┌──

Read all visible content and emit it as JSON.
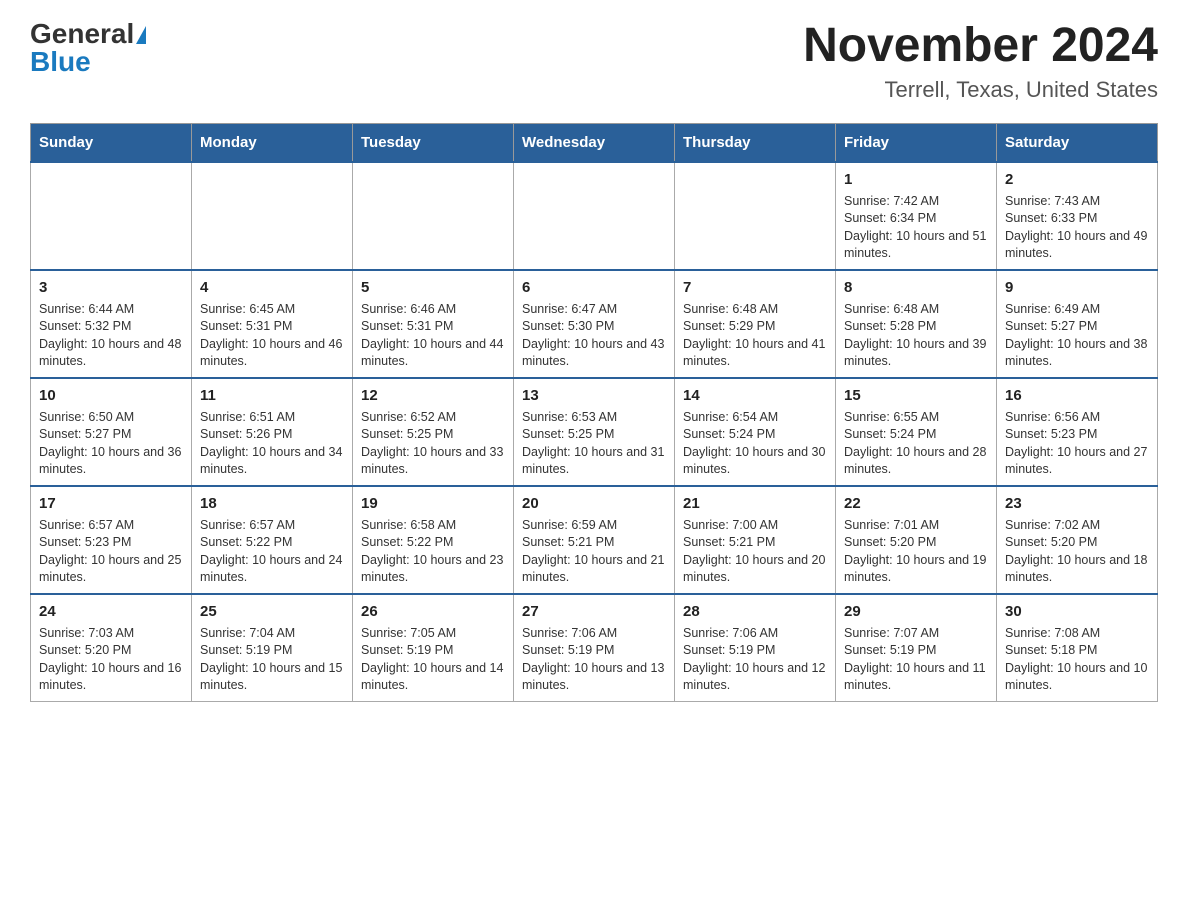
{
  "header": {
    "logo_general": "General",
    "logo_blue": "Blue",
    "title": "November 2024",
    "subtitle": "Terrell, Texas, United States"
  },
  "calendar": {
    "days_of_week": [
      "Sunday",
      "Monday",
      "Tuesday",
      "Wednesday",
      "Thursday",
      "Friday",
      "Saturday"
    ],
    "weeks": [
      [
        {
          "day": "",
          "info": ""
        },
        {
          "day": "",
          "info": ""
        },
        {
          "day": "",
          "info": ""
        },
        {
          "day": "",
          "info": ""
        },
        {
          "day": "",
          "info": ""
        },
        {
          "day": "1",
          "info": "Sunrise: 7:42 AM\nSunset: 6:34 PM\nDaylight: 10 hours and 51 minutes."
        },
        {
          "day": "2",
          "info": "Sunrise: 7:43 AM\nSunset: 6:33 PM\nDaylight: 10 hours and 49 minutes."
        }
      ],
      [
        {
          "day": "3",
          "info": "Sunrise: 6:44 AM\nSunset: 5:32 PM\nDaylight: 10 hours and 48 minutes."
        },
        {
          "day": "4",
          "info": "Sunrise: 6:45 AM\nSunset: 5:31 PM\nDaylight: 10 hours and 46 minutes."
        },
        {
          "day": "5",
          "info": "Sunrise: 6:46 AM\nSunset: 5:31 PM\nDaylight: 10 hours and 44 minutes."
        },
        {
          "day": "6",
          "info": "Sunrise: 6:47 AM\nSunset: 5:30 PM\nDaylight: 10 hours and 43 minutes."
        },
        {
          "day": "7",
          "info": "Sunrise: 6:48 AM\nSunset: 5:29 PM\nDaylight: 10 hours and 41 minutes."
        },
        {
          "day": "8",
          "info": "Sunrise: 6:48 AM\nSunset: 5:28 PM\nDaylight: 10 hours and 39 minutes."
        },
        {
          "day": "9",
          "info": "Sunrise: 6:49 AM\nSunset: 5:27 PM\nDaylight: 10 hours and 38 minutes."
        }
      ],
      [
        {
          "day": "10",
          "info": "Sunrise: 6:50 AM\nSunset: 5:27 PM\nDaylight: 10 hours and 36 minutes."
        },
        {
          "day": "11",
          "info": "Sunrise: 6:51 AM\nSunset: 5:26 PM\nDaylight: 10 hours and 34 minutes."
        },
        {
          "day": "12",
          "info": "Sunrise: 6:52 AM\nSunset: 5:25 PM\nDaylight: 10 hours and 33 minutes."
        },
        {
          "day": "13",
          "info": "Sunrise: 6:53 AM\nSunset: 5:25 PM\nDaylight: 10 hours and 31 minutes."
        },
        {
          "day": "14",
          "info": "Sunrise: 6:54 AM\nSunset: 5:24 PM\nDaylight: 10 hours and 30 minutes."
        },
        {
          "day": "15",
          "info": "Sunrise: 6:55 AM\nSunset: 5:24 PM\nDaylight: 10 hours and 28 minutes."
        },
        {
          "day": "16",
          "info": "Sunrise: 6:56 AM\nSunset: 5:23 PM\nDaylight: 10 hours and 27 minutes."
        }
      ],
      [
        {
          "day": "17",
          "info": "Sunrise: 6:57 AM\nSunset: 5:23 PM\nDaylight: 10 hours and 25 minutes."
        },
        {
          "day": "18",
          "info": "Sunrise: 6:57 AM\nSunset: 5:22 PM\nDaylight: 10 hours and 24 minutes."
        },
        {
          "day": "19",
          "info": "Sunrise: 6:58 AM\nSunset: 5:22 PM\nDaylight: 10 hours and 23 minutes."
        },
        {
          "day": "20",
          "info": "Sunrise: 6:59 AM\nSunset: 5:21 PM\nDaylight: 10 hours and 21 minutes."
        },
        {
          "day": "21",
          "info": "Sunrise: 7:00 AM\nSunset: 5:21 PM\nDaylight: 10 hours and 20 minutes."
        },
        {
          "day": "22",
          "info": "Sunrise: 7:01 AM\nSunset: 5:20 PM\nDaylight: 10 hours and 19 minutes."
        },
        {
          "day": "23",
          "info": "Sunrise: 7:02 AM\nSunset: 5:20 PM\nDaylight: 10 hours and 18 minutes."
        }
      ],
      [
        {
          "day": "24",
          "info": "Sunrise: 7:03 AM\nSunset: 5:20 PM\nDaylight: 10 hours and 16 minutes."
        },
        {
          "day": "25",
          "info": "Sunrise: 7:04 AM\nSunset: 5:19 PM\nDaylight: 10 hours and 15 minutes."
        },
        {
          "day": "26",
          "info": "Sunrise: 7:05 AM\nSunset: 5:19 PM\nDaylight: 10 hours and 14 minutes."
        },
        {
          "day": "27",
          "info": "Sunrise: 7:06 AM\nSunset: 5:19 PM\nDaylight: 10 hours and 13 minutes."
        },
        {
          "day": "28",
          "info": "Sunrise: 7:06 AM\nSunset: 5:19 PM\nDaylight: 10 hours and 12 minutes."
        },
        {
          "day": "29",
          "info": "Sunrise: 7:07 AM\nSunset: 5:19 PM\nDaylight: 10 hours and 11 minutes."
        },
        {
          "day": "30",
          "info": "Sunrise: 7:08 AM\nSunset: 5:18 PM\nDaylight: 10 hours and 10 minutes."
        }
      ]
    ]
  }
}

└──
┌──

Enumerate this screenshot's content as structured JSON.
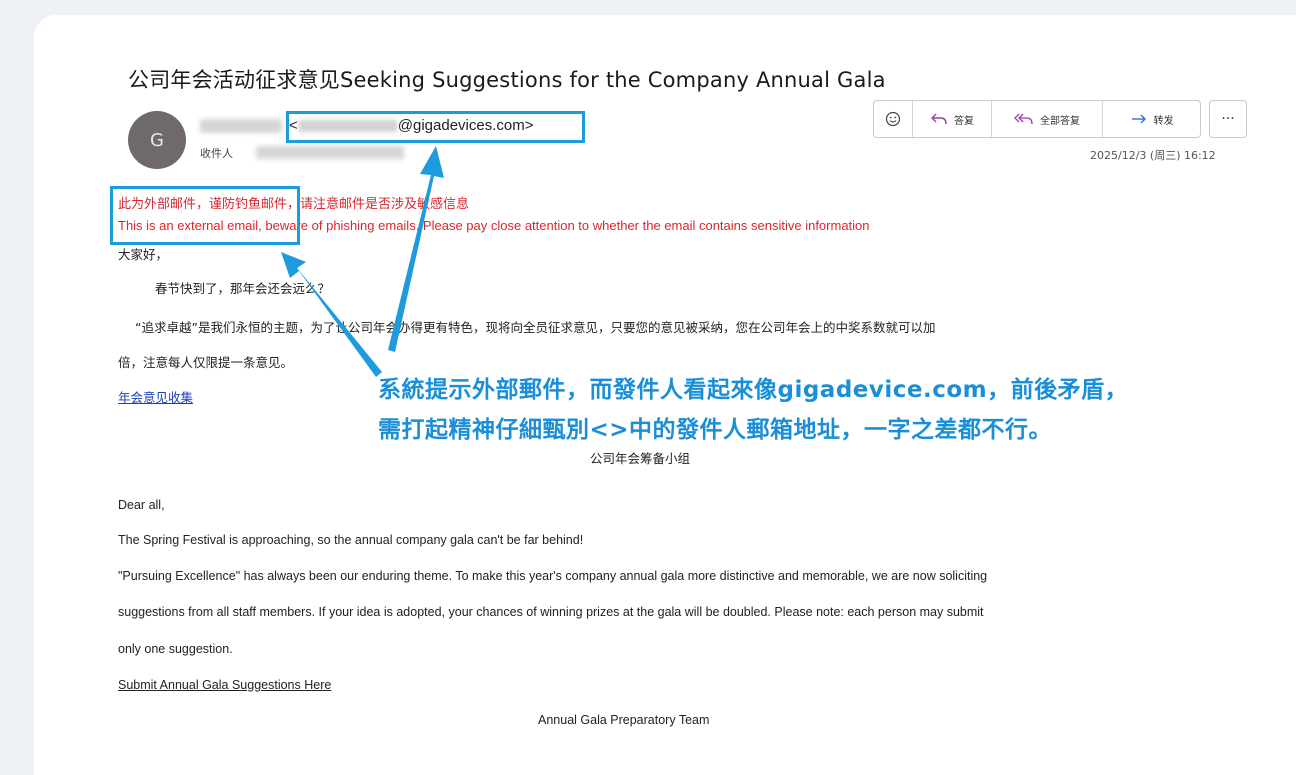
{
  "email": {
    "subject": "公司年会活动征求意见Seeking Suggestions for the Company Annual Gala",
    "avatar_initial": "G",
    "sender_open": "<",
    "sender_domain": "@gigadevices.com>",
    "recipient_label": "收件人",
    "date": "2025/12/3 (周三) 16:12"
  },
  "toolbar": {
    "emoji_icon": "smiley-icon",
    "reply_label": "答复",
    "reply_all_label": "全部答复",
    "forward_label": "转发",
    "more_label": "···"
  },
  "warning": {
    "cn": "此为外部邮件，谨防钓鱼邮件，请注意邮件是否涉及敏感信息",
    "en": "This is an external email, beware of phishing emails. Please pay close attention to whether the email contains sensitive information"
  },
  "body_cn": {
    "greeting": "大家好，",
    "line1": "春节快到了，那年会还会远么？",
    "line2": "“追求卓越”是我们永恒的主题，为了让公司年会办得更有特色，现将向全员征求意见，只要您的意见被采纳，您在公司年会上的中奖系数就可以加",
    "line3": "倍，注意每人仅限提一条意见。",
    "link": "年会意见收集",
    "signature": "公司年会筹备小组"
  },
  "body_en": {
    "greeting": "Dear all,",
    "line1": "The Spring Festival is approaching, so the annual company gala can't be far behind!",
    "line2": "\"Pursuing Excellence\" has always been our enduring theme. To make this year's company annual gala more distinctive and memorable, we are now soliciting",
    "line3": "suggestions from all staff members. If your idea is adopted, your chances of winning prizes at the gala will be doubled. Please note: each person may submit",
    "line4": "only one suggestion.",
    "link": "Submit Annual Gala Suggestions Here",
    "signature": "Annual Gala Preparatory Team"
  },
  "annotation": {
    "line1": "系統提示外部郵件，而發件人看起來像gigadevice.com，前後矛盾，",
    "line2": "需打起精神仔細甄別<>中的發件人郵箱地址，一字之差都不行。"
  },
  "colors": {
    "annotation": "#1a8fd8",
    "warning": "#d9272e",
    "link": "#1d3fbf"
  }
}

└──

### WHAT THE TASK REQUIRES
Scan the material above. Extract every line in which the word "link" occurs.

### TASK RESPONSE
    "link": "年会意见收集",
    "link": "Submit Annual Gala Suggestions Here",
    "link": "#1d3fbf"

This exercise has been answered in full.